## Goal of the exercise
Among the entries below, count the lines holding the string "JSON". Respond with the number alone.

--- Available data Enclosed Below ---

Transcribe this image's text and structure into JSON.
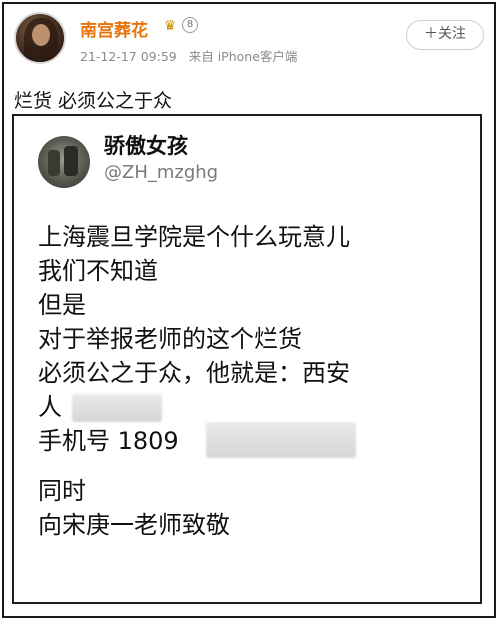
{
  "post": {
    "username": "南宫葬花",
    "crown_icon": "crown-icon",
    "level_icon": "level-badge-icon",
    "level_text": "8",
    "timestamp": "21-12-17 09:59",
    "source": "来自 iPhone客户端",
    "follow_label": "＋关注",
    "text": "烂货 必须公之于众"
  },
  "card": {
    "name": "骄傲女孩",
    "handle": "@ZH_mzghg",
    "lines": [
      "上海震旦学院是个什么玩意儿",
      "我们不知道",
      "但是",
      "对于举报老师的这个烂货",
      "必须公之于众，他就是：西安",
      "人",
      "手机号 1809",
      "同时",
      "向宋庚一老师致敬"
    ]
  },
  "colors": {
    "username": "#e8730a",
    "meta": "#8a8a8a",
    "handle": "#7a7a7a"
  }
}
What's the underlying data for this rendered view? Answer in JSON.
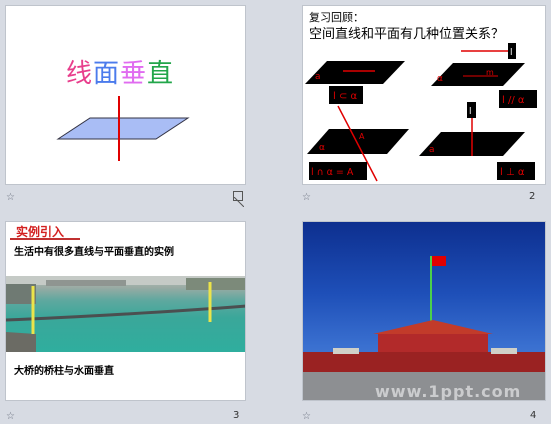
{
  "slides": [
    {
      "title_chars": [
        "线",
        "面",
        "垂",
        "直"
      ],
      "title_colors": [
        "#e83e8c",
        "#4b7bec",
        "#e06cf0",
        "#22a64a"
      ],
      "number": ""
    },
    {
      "heading_line1": "复习回顾：",
      "heading_line2": "空间直线和平面有几种位置关系？",
      "labels": {
        "a1": "a",
        "a2": "α",
        "m": "m",
        "a3": "α",
        "a4": "a",
        "l1": "l",
        "l2": "l",
        "A": "A",
        "rel1": "l ⊂ α",
        "rel2": "l // α",
        "rel3": "l ∩ α = A",
        "rel4": "l ⊥ α"
      },
      "number": "2"
    },
    {
      "heading": "实例引入",
      "subtitle": "生活中有很多直线与平面垂直的实例",
      "caption": "大桥的桥柱与水面垂直",
      "number": "3"
    },
    {
      "watermark": "www.1ppt.com",
      "number": "4"
    }
  ],
  "colors": {
    "accent_red": "#e00000",
    "plane_fill": "#a9bdf5"
  }
}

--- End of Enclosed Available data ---

## Expected output
2